The researchers also explained that the study will outline more effective intervention approaches and lay the groundwork for future research that can hone further in on professionals' perception and use of telepractice to find out, for instance, what teleintervention models are most efficient.
Those interested in taking part in the study should fill out this very brief participation form, following which they will receive a 20-to-35-minute questionnaire to complete. Thus far, over 200 people, 95% of which are women, have shown interest in taking part in the study.
Speech Therapy Telepractice: new course to be offered by UOC X
UOC X - Xtended Studies, the branch of the Universitat Oberta de Catalunya that covers training outside the scope of regular university activity, is in the process of preparing a training programme focused on teleintervention.
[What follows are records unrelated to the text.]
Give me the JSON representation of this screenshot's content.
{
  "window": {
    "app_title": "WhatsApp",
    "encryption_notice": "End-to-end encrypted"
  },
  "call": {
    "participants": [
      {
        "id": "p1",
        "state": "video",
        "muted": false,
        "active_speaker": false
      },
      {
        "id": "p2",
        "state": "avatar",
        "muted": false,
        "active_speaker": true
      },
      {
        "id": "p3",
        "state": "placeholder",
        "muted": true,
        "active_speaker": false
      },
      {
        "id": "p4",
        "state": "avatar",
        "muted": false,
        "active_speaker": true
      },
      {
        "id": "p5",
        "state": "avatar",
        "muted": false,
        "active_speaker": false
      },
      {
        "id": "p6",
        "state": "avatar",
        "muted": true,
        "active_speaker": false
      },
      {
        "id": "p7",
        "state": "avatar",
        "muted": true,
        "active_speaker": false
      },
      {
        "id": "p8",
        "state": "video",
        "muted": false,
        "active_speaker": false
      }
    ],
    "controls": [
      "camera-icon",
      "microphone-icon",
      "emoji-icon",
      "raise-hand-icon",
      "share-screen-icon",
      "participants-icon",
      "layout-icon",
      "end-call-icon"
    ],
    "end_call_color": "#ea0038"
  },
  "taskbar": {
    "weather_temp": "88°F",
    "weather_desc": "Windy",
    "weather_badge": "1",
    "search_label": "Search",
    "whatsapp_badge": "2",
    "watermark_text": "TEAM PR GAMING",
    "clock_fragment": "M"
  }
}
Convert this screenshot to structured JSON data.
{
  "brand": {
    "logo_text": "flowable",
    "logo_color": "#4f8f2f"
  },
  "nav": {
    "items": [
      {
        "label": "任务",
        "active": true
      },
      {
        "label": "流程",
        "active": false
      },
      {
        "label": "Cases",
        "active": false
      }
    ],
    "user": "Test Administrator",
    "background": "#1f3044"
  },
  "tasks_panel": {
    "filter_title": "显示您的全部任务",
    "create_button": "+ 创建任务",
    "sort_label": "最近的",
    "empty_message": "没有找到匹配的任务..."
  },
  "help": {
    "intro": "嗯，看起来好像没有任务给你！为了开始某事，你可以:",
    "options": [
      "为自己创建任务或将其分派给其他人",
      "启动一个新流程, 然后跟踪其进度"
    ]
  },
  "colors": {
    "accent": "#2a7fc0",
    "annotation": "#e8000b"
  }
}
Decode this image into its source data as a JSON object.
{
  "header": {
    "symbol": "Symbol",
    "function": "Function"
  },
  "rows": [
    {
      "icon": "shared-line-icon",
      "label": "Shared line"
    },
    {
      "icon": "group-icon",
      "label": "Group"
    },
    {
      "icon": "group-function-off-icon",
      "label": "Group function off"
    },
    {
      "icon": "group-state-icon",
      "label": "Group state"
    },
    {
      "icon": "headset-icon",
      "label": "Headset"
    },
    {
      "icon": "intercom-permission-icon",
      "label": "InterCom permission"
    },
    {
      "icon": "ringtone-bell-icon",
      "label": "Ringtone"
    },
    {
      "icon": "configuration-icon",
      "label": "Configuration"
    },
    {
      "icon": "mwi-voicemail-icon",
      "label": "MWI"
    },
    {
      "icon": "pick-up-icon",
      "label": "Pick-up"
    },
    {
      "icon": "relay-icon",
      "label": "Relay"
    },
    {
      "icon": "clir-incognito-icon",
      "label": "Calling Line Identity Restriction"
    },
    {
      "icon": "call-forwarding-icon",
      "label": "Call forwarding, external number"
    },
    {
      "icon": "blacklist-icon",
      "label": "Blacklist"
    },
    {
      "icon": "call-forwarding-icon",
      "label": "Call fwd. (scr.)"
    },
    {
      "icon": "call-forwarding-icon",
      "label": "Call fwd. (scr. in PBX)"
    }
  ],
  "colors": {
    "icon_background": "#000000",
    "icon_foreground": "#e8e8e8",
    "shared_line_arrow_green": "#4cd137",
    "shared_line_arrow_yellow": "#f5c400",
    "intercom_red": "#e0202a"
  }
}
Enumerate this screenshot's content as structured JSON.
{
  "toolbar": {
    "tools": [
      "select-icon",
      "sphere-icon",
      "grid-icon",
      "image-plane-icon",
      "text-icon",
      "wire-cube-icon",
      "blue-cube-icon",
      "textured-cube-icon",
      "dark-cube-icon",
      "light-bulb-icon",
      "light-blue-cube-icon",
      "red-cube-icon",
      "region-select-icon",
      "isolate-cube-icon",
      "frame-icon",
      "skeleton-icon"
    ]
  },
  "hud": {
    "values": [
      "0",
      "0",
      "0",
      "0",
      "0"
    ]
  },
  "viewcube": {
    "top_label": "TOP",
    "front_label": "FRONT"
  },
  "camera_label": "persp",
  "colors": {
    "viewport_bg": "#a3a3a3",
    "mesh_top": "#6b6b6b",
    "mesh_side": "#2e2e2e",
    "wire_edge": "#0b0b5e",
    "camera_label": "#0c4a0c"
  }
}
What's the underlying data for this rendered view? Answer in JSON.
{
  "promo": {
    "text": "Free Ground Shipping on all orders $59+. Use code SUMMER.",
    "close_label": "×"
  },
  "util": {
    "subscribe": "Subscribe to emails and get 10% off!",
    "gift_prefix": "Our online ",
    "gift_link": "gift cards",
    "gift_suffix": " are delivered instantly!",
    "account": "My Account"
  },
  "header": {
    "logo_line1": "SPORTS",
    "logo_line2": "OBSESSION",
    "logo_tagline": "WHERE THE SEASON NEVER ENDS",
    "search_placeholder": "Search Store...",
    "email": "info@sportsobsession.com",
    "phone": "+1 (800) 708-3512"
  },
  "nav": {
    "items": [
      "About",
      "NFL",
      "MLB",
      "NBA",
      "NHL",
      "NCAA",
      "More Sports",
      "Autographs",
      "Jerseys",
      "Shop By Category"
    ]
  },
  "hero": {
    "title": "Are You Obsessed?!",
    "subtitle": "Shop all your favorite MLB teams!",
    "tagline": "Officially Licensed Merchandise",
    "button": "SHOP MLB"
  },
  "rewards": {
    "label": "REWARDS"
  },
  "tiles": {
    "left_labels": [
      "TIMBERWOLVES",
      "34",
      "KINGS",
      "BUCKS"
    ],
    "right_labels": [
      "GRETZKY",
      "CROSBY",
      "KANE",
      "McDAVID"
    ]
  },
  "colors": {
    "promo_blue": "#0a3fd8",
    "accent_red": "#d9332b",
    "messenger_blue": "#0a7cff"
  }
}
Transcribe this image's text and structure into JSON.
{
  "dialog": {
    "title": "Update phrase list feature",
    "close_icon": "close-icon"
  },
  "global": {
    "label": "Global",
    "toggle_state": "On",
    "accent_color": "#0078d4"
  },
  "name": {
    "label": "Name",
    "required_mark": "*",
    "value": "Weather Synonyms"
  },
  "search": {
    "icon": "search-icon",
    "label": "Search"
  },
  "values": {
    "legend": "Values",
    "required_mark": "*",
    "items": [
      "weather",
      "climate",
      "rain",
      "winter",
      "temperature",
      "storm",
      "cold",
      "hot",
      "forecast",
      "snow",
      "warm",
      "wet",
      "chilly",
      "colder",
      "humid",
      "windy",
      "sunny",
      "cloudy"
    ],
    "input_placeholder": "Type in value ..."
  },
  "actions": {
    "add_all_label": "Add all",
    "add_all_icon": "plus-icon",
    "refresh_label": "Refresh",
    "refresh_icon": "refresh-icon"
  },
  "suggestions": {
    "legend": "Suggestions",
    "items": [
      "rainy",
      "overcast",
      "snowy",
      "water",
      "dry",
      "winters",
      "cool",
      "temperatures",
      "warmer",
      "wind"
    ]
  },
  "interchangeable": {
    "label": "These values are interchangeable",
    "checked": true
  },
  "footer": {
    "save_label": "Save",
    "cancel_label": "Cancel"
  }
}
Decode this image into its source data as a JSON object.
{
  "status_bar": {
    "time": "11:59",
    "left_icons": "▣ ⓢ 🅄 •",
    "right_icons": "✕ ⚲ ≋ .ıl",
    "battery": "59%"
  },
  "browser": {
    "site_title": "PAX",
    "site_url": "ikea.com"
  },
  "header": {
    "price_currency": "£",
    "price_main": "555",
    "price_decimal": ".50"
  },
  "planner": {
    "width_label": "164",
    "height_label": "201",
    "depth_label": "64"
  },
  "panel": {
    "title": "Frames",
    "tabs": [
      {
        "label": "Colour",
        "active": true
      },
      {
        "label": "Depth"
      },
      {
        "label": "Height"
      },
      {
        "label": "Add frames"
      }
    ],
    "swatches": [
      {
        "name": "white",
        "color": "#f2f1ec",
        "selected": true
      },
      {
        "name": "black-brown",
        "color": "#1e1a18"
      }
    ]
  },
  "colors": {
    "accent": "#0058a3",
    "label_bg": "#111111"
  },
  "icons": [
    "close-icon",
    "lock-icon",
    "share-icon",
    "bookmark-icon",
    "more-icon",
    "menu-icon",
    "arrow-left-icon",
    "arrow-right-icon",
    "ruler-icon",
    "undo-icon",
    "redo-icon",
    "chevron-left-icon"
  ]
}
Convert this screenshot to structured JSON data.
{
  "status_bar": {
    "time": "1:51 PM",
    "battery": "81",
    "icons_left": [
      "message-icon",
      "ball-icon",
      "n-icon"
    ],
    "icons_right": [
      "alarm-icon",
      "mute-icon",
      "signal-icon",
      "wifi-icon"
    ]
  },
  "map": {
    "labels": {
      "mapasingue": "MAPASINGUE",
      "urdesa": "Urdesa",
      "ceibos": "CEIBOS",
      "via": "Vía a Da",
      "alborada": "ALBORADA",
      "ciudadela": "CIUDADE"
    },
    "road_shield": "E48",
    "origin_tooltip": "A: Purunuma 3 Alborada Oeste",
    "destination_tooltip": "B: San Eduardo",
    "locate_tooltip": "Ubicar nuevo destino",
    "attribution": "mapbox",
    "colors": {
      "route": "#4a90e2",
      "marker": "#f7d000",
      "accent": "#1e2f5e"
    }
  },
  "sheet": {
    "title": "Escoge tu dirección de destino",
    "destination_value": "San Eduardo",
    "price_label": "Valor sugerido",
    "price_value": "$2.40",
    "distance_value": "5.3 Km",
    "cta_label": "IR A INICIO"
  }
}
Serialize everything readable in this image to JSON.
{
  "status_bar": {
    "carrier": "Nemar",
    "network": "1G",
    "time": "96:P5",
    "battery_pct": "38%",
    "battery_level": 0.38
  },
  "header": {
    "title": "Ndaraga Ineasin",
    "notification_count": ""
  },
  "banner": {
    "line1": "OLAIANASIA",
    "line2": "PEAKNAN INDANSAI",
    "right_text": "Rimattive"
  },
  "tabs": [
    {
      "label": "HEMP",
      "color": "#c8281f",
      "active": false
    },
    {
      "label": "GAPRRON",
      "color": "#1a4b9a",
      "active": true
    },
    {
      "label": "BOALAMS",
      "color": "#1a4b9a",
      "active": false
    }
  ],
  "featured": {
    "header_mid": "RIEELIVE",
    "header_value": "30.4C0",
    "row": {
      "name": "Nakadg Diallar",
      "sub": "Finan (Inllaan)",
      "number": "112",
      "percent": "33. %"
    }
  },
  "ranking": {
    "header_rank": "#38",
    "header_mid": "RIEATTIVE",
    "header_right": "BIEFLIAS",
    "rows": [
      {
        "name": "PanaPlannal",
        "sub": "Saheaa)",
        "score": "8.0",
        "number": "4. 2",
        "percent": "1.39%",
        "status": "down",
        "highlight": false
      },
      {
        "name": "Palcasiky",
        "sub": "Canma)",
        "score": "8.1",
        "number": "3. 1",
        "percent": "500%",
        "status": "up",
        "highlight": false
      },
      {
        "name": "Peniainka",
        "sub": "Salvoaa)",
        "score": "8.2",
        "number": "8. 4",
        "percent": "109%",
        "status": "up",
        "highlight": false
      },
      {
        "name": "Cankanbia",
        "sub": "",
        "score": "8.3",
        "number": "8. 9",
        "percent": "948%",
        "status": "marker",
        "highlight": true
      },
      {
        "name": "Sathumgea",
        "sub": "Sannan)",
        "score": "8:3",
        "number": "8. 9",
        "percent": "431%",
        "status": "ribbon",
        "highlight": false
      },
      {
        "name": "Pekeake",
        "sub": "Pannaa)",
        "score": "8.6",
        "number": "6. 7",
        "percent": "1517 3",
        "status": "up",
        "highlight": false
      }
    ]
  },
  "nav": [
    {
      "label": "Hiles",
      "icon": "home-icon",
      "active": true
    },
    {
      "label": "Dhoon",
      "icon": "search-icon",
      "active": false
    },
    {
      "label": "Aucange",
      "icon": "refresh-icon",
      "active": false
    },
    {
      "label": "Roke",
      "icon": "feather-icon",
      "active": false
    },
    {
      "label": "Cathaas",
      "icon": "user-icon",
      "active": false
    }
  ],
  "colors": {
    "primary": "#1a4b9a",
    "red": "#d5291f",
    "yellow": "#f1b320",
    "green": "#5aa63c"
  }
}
Speech Therapy Telepractice is a short, one-credit specialization course designed to teach speech and language therapists how to carry out teleinterventions, starting from the very basics.
According to the course coordinator, Alfonso Igualada, "It will offer eminently practical training, introducing students to the synchronous (online, real-time connection between patient and speech therapist) and asynchronous (online intervention without real-time connection) intervention methodologies and strategies that will enable them to apply telepractice to their work in the field of speech therapy."
The course will begin by introducing students to the scientific evidence that justifies the use of telepractice in treating the disorders that are typically addressed in face-to-face speech therapy sessions. It will then look at the most effective technological tools for this type of practice. Finally, it will discuss how to design tele-speech therapy sessions with a consideration for cultural and linguistic variables.
The UOC's research and innovation (R&I) are helping 21st-century global societies to overcome pressing challenges by studying the interactions between ICT and human activity, with a specific focus on e-learning and e-health. Over 400 researchers and 48 research groups work among the University's seven faculties and three research centres: the Internet Interdisciplinary Institute (IN3), the eLearn Center (eLC) and the eHealth Center (eHC).
The United Nations' 2030 Agenda for Sustainable Development and open knowledge serve as strategic pillars for the UOC's teaching, research and innovation. More information:research.uoc.edu.